§ Prompt:
Drop the pictures, then extract the listing word for word.

§ Data for this exercise:
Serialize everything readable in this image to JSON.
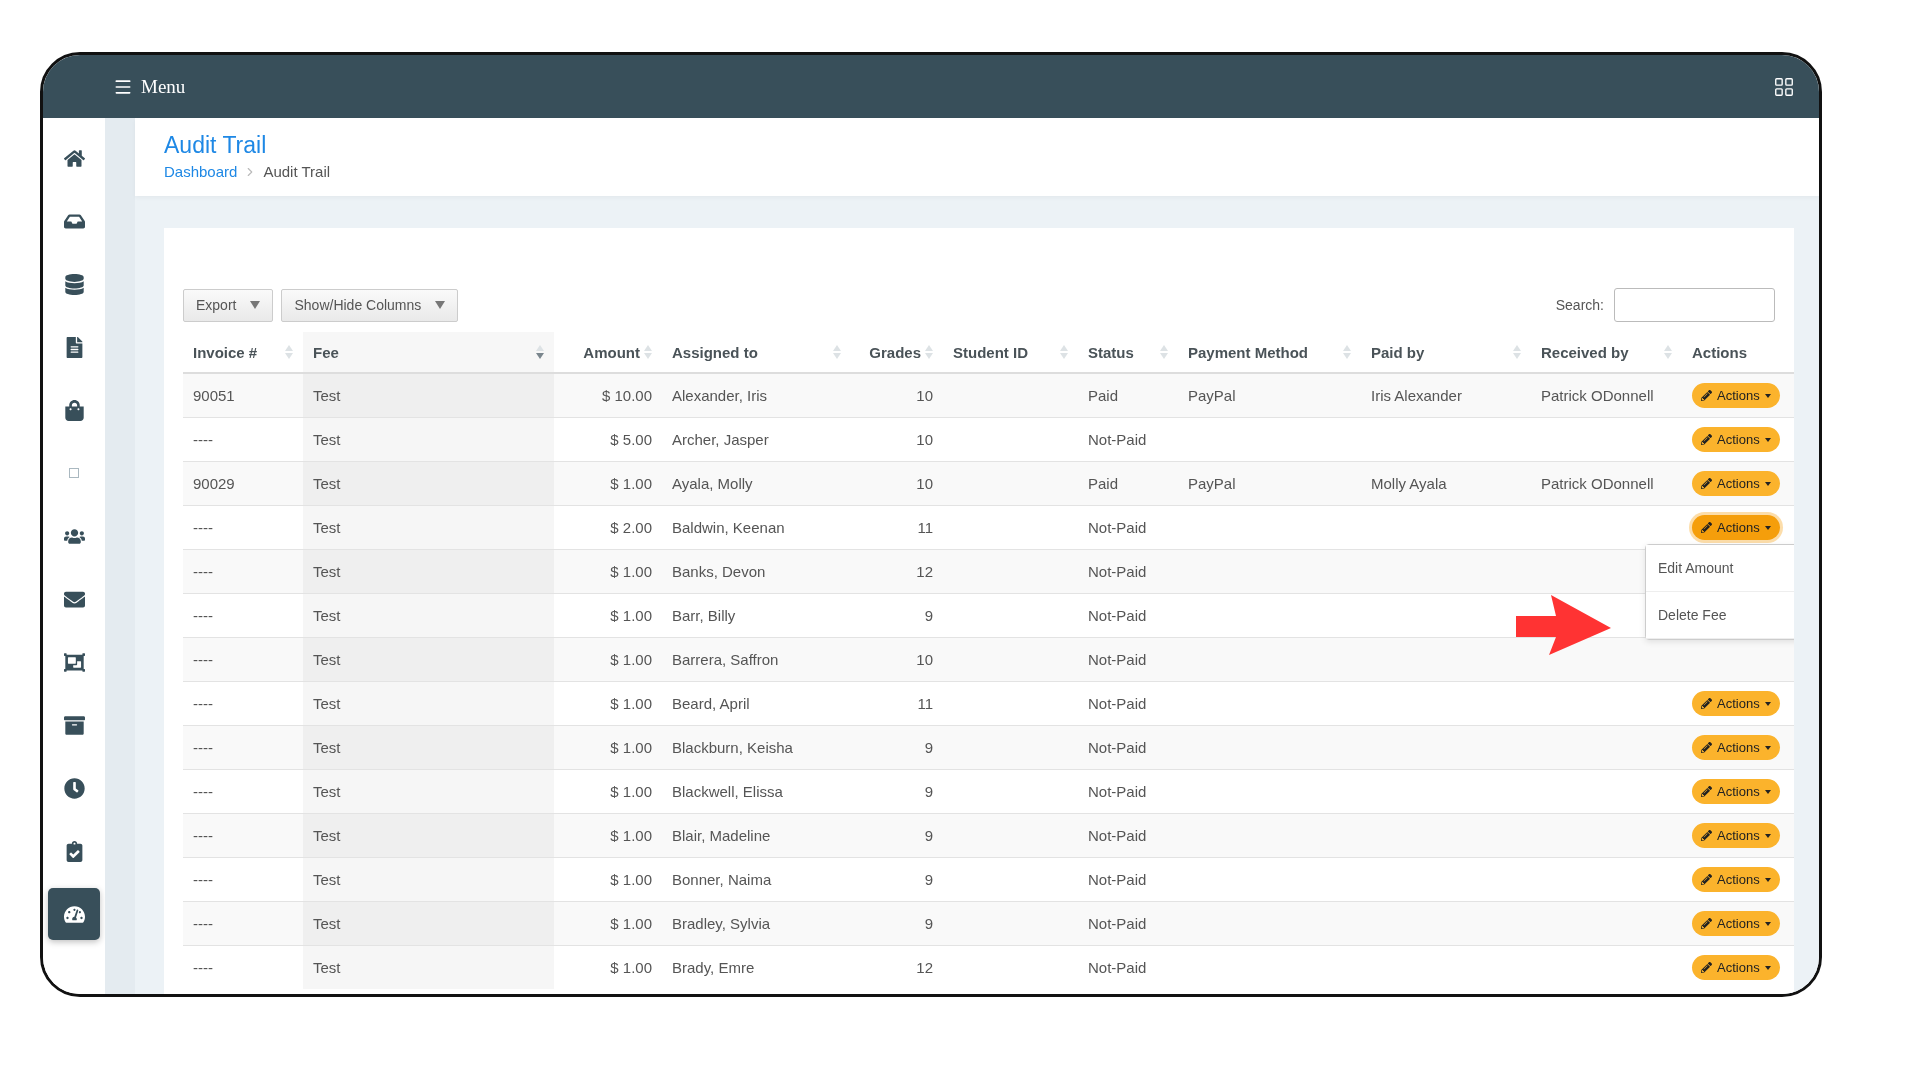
{
  "topbar": {
    "menu_label": "Menu"
  },
  "sidebar": {
    "items": [
      {
        "selected": false
      },
      {
        "selected": false
      },
      {
        "selected": false
      },
      {
        "selected": false
      },
      {
        "selected": false
      },
      {
        "selected": false
      },
      {
        "selected": false
      },
      {
        "selected": false
      },
      {
        "selected": false
      },
      {
        "selected": false
      },
      {
        "selected": false
      },
      {
        "selected": false
      },
      {
        "selected": true
      }
    ]
  },
  "header": {
    "title": "Audit Trail",
    "breadcrumb": [
      "Dashboard",
      "Audit Trail"
    ]
  },
  "toolbar": {
    "buttons": [
      "Export",
      "Show/Hide Columns"
    ],
    "search_label": "Search:"
  },
  "table": {
    "columns": [
      {
        "label": "Invoice #",
        "kind": "sortable",
        "sorted": false
      },
      {
        "label": "Fee",
        "kind": "sortable",
        "sorted": true
      },
      {
        "label": "Amount",
        "kind": "sortable",
        "sorted": false
      },
      {
        "label": "Assigned to",
        "kind": "sortable",
        "sorted": false
      },
      {
        "label": "Grades",
        "kind": "sortable",
        "sorted": false
      },
      {
        "label": "Student ID",
        "kind": "sortable",
        "sorted": false
      },
      {
        "label": "Status",
        "kind": "sortable",
        "sorted": false
      },
      {
        "label": "Payment Method",
        "kind": "sortable",
        "sorted": false
      },
      {
        "label": "Paid by",
        "kind": "sortable",
        "sorted": false
      },
      {
        "label": "Received by",
        "kind": "sortable",
        "sorted": false
      },
      {
        "label": "Actions",
        "kind": "plain"
      }
    ],
    "rows": [
      {
        "cells": [
          "90051",
          "Test",
          "$ 10.00",
          "Alexander, Iris",
          "10",
          "",
          "Paid",
          "PayPal",
          "Iris Alexander",
          "Patrick ODonnell"
        ],
        "action": "Actions",
        "menu_open": false
      },
      {
        "cells": [
          "----",
          "Test",
          "$ 5.00",
          "Archer, Jasper",
          "10",
          "",
          "Not-Paid",
          "",
          "",
          ""
        ],
        "action": "Actions",
        "menu_open": false
      },
      {
        "cells": [
          "90029",
          "Test",
          "$ 1.00",
          "Ayala, Molly",
          "10",
          "",
          "Paid",
          "PayPal",
          "Molly Ayala",
          "Patrick ODonnell"
        ],
        "action": "Actions",
        "menu_open": false
      },
      {
        "cells": [
          "----",
          "Test",
          "$ 2.00",
          "Baldwin, Keenan",
          "11",
          "",
          "Not-Paid",
          "",
          "",
          ""
        ],
        "action": "Actions",
        "menu_open": true
      },
      {
        "cells": [
          "----",
          "Test",
          "$ 1.00",
          "Banks, Devon",
          "12",
          "",
          "Not-Paid",
          "",
          "",
          ""
        ],
        "action": "",
        "menu_open": false
      },
      {
        "cells": [
          "----",
          "Test",
          "$ 1.00",
          "Barr, Billy",
          "9",
          "",
          "Not-Paid",
          "",
          "",
          ""
        ],
        "action": "",
        "menu_open": false
      },
      {
        "cells": [
          "----",
          "Test",
          "$ 1.00",
          "Barrera, Saffron",
          "10",
          "",
          "Not-Paid",
          "",
          "",
          ""
        ],
        "action": "",
        "menu_open": false
      },
      {
        "cells": [
          "----",
          "Test",
          "$ 1.00",
          "Beard, April",
          "11",
          "",
          "Not-Paid",
          "",
          "",
          ""
        ],
        "action": "Actions",
        "menu_open": false
      },
      {
        "cells": [
          "----",
          "Test",
          "$ 1.00",
          "Blackburn, Keisha",
          "9",
          "",
          "Not-Paid",
          "",
          "",
          ""
        ],
        "action": "Actions",
        "menu_open": false
      },
      {
        "cells": [
          "----",
          "Test",
          "$ 1.00",
          "Blackwell, Elissa",
          "9",
          "",
          "Not-Paid",
          "",
          "",
          ""
        ],
        "action": "Actions",
        "menu_open": false
      },
      {
        "cells": [
          "----",
          "Test",
          "$ 1.00",
          "Blair, Madeline",
          "9",
          "",
          "Not-Paid",
          "",
          "",
          ""
        ],
        "action": "Actions",
        "menu_open": false
      },
      {
        "cells": [
          "----",
          "Test",
          "$ 1.00",
          "Bonner, Naima",
          "9",
          "",
          "Not-Paid",
          "",
          "",
          ""
        ],
        "action": "Actions",
        "menu_open": false
      },
      {
        "cells": [
          "----",
          "Test",
          "$ 1.00",
          "Bradley, Sylvia",
          "9",
          "",
          "Not-Paid",
          "",
          "",
          ""
        ],
        "action": "Actions",
        "menu_open": false
      },
      {
        "cells": [
          "----",
          "Test",
          "$ 1.00",
          "Brady, Emre",
          "12",
          "",
          "Not-Paid",
          "",
          "",
          ""
        ],
        "action": "Actions",
        "menu_open": false
      }
    ]
  },
  "dropdown": {
    "items": [
      "Edit Amount",
      "Delete Fee"
    ]
  }
}
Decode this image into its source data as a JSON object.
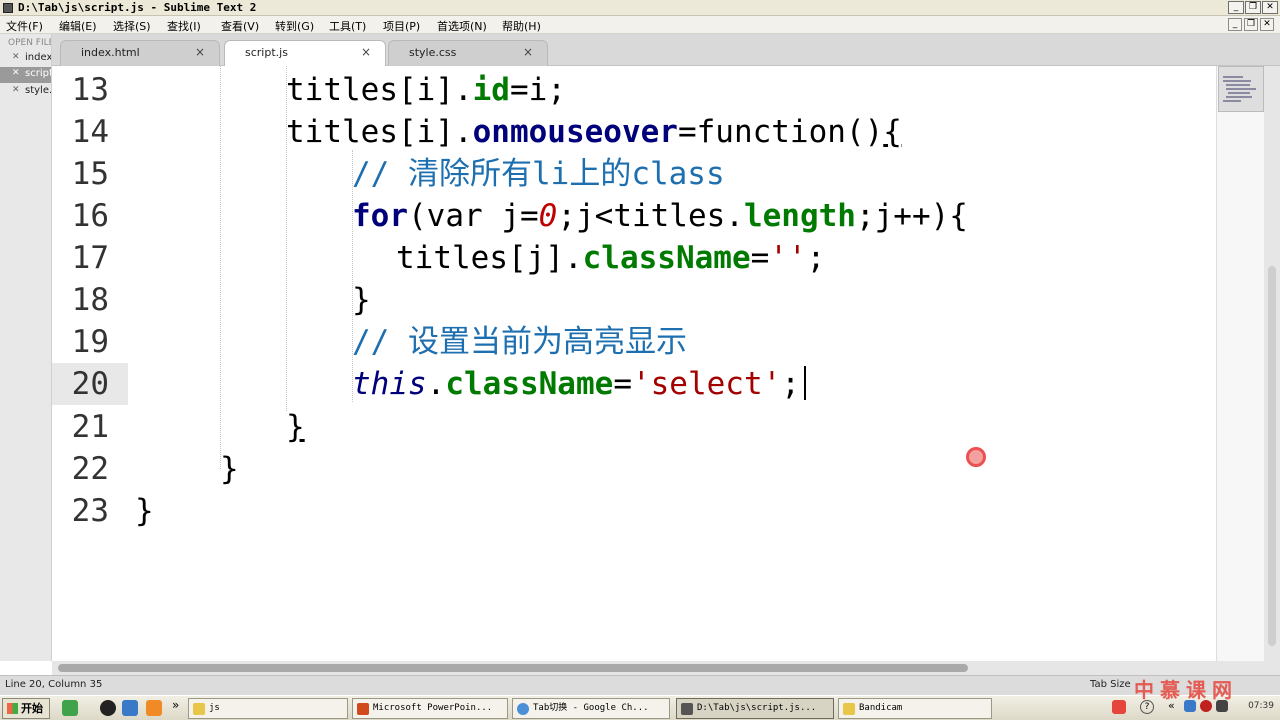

§ Exercise answer:
Serialize everything readable in this image to JSON.
{
  "topbar": {
    "menu_label": "Menu"
  },
  "sidebar": {
    "items": [
      {
        "selected": false
      },
      {
        "selected": false
      },
      {
        "selected": false
      },
      {
        "selected": false
      },
      {
        "selected": false
      },
      {
        "selected": false
      },
      {
        "selected": false
      },
      {
        "selected": false
      },
      {
        "selected": false
      },
      {
        "selected": false
      },
      {
        "selected": false
      },
      {
        "selected": false
      },
      {
        "selected": true
      }
    ]
  },
  "header": {
    "title": "Audit Trail",
    "breadcrumb": [
      "Dashboard",
      "Audit Trail"
    ]
  },
  "toolbar": {
    "buttons": [
      "Export",
      "Show/Hide Columns"
    ],
    "search_label": "Search:"
  },
  "table": {
    "columns": [
      {
        "label": "Invoice #",
        "kind": "sortable",
        "sorted": false
      },
      {
        "label": "Fee",
        "kind": "sortable",
        "sorted": true
      },
      {
        "label": "Amount",
        "kind": "sortable",
        "sorted": false
      },
      {
        "label": "Assigned to",
        "kind": "sortable",
        "sorted": false
      },
      {
        "label": "Grades",
        "kind": "sortable",
        "sorted": false
      },
      {
        "label": "Student ID",
        "kind": "sortable",
        "sorted": false
      },
      {
        "label": "Status",
        "kind": "sortable",
        "sorted": false
      },
      {
        "label": "Payment Method",
        "kind": "sortable",
        "sorted": false
      },
      {
        "label": "Paid by",
        "kind": "sortable",
        "sorted": false
      },
      {
        "label": "Received by",
        "kind": "sortable",
        "sorted": false
      },
      {
        "label": "Actions",
        "kind": "plain"
      }
    ],
    "rows": [
      {
        "cells": [
          "90051",
          "Test",
          "$ 10.00",
          "Alexander, Iris",
          "10",
          "",
          "Paid",
          "PayPal",
          "Iris Alexander",
          "Patrick ODonnell"
        ],
        "action": "Actions",
        "menu_open": false
      },
      {
        "cells": [
          "----",
          "Test",
          "$ 5.00",
          "Archer, Jasper",
          "10",
          "",
          "Not-Paid",
          "",
          "",
          ""
        ],
        "action": "Actions",
        "menu_open": false
      },
      {
        "cells": [
          "90029",
          "Test",
          "$ 1.00",
          "Ayala, Molly",
          "10",
          "",
          "Paid",
          "PayPal",
          "Molly Ayala",
          "Patrick ODonnell"
        ],
        "action": "Actions",
        "menu_open": false
      },
      {
        "cells": [
          "----",
          "Test",
          "$ 2.00",
          "Baldwin, Keenan",
          "11",
          "",
          "Not-Paid",
          "",
          "",
          ""
        ],
        "action": "Actions",
        "menu_open": true
      },
      {
        "cells": [
          "----",
          "Test",
          "$ 1.00",
          "Banks, Devon",
          "12",
          "",
          "Not-Paid",
          "",
          "",
          ""
        ],
        "action": "",
        "menu_open": false
      },
      {
        "cells": [
          "----",
          "Test",
          "$ 1.00",
          "Barr, Billy",
          "9",
          "",
          "Not-Paid",
          "",
          "",
          ""
        ],
        "action": "",
        "menu_open": false
      },
      {
        "cells": [
          "----",
          "Test",
          "$ 1.00",
          "Barrera, Saffron",
          "10",
          "",
          "Not-Paid",
          "",
          "",
          ""
        ],
        "action": "",
        "menu_open": false
      },
      {
        "cells": [
          "----",
          "Test",
          "$ 1.00",
          "Beard, April",
          "11",
          "",
          "Not-Paid",
          "",
          "",
          ""
        ],
        "action": "Actions",
        "menu_open": false
      },
      {
        "cells": [
          "----",
          "Test",
          "$ 1.00",
          "Blackburn, Keisha",
          "9",
          "",
          "Not-Paid",
          "",
          "",
          ""
        ],
        "action": "Actions",
        "menu_open": false
      },
      {
        "cells": [
          "----",
          "Test",
          "$ 1.00",
          "Blackwell, Elissa",
          "9",
          "",
          "Not-Paid",
          "",
          "",
          ""
        ],
        "action": "Actions",
        "menu_open": false
      },
      {
        "cells": [
          "----",
          "Test",
          "$ 1.00",
          "Blair, Madeline",
          "9",
          "",
          "Not-Paid",
          "",
          "",
          ""
        ],
        "action": "Actions",
        "menu_open": false
      },
      {
        "cells": [
          "----",
          "Test",
          "$ 1.00",
          "Bonner, Naima",
          "9",
          "",
          "Not-Paid",
          "",
          "",
          ""
        ],
        "action": "Actions",
        "menu_open": false
      },
      {
        "cells": [
          "----",
          "Test",
          "$ 1.00",
          "Bradley, Sylvia",
          "9",
          "",
          "Not-Paid",
          "",
          "",
          ""
        ],
        "action": "Actions",
        "menu_open": false
      },
      {
        "cells": [
          "----",
          "Test",
          "$ 1.00",
          "Brady, Emre",
          "12",
          "",
          "Not-Paid",
          "",
          "",
          ""
        ],
        "action": "Actions",
        "menu_open": false
      }
    ]
  },
  "dropdown": {
    "items": [
      "Edit Amount",
      "Delete Fee"
    ]
  }
}
Decode this image into its source data as a JSON object.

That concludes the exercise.